## What is expected
Scan the lines below for the string "title" and copy every one that has it.

## Records for this exercise
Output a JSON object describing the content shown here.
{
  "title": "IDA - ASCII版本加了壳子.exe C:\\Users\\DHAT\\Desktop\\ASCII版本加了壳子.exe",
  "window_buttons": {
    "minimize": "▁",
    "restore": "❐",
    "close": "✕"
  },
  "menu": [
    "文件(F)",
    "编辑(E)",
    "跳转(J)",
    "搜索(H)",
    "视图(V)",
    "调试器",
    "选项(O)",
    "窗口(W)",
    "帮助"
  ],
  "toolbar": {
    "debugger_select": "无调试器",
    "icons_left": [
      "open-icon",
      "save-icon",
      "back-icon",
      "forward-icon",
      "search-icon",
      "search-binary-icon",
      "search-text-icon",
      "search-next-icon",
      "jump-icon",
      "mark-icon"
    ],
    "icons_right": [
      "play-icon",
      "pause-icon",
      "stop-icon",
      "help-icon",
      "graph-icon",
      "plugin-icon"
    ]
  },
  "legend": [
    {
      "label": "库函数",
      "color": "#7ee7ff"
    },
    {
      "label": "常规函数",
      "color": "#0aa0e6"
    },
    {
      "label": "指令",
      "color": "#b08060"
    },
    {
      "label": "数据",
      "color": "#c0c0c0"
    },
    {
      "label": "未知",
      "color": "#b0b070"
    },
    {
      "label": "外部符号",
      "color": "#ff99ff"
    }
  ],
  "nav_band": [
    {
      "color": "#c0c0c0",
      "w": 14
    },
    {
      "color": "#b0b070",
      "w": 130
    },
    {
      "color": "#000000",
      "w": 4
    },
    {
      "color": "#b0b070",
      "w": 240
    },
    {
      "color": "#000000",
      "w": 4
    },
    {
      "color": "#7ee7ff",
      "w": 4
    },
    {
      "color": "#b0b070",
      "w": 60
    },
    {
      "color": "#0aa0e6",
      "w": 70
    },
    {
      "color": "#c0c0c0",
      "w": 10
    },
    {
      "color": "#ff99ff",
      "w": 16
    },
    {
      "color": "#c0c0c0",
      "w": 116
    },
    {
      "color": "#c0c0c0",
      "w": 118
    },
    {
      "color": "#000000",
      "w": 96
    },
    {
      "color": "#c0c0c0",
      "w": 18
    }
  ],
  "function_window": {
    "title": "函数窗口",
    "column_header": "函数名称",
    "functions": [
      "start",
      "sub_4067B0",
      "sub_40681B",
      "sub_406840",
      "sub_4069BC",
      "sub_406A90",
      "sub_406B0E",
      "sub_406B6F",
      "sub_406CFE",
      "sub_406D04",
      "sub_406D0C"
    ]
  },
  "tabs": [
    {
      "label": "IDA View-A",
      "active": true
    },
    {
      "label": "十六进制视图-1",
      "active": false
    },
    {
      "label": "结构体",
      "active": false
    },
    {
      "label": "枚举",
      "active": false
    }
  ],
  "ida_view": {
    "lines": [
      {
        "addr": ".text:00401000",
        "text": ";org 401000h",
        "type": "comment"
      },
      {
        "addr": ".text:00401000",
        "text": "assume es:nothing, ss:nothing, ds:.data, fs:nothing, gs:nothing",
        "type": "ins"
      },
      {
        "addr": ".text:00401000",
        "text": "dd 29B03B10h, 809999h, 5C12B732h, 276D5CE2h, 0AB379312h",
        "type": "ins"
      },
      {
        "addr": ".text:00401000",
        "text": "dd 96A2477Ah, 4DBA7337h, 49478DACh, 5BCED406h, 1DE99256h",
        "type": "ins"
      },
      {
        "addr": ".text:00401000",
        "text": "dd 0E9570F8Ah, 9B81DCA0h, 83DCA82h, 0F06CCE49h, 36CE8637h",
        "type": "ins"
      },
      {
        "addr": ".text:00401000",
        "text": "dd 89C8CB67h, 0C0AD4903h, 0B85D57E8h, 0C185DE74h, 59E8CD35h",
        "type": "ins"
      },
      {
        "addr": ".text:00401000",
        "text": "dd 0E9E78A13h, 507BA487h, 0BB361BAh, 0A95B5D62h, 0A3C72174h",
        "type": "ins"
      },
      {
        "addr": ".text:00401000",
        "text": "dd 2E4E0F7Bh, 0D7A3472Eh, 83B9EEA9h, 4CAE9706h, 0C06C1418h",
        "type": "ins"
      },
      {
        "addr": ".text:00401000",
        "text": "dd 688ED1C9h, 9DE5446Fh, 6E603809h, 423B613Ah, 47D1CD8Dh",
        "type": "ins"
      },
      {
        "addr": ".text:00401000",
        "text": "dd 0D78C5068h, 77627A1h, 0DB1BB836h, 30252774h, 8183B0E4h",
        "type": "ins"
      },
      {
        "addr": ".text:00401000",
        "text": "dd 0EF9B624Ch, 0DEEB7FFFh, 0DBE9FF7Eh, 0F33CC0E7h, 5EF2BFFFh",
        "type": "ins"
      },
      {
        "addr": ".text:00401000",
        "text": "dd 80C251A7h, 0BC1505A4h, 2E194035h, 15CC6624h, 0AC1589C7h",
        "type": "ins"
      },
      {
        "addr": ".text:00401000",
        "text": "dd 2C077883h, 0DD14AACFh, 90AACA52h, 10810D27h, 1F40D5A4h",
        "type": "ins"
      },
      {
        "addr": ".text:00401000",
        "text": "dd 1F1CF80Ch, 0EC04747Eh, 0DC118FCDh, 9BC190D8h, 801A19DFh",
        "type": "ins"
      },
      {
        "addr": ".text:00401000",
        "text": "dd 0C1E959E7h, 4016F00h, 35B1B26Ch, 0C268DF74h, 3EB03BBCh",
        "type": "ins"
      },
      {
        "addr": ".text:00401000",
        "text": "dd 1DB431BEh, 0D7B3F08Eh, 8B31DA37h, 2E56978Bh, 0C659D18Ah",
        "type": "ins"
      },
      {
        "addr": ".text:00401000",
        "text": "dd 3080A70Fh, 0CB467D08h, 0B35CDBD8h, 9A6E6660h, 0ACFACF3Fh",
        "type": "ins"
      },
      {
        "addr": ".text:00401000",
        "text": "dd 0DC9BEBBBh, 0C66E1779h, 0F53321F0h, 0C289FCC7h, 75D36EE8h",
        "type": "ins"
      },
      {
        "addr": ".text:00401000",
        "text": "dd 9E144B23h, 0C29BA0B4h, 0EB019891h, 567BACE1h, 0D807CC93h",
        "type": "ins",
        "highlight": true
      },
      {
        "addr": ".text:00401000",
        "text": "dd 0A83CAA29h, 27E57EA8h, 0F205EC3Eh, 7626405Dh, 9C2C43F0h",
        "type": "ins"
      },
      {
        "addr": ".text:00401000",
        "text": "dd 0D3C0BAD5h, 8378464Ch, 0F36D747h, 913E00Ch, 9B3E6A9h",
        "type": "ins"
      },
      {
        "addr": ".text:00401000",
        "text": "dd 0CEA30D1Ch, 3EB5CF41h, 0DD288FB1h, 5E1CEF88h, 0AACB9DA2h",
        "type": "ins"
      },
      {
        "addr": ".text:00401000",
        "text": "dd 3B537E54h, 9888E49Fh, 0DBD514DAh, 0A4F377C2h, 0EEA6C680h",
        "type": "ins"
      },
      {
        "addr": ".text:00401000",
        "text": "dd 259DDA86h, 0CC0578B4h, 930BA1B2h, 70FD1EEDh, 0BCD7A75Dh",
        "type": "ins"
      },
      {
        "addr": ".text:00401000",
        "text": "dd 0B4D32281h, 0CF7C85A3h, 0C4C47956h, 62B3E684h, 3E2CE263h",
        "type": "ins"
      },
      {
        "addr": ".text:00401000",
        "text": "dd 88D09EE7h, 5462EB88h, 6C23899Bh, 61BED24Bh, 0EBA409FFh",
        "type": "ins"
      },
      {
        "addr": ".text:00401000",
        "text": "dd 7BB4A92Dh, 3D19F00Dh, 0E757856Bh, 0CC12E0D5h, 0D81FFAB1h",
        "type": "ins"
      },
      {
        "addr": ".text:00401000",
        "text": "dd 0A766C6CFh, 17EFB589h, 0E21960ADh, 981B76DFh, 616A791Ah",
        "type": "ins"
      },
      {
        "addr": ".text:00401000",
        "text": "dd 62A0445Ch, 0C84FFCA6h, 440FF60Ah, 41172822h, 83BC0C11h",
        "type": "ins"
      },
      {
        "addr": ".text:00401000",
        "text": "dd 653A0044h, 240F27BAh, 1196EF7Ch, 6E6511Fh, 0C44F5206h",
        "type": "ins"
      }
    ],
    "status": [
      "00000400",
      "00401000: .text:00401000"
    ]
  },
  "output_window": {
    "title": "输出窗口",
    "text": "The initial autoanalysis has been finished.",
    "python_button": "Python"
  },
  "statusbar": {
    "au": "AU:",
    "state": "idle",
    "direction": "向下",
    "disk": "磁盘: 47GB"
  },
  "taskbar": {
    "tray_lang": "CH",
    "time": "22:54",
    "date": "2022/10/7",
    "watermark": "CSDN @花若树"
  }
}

## Task output
  "title": "IDA - ASCII版本加了壳子.exe C:\\Users\\DHAT\\Desktop\\ASCII版本加了壳子.exe",
    "title": "函数窗口",
    "title": "输出窗口",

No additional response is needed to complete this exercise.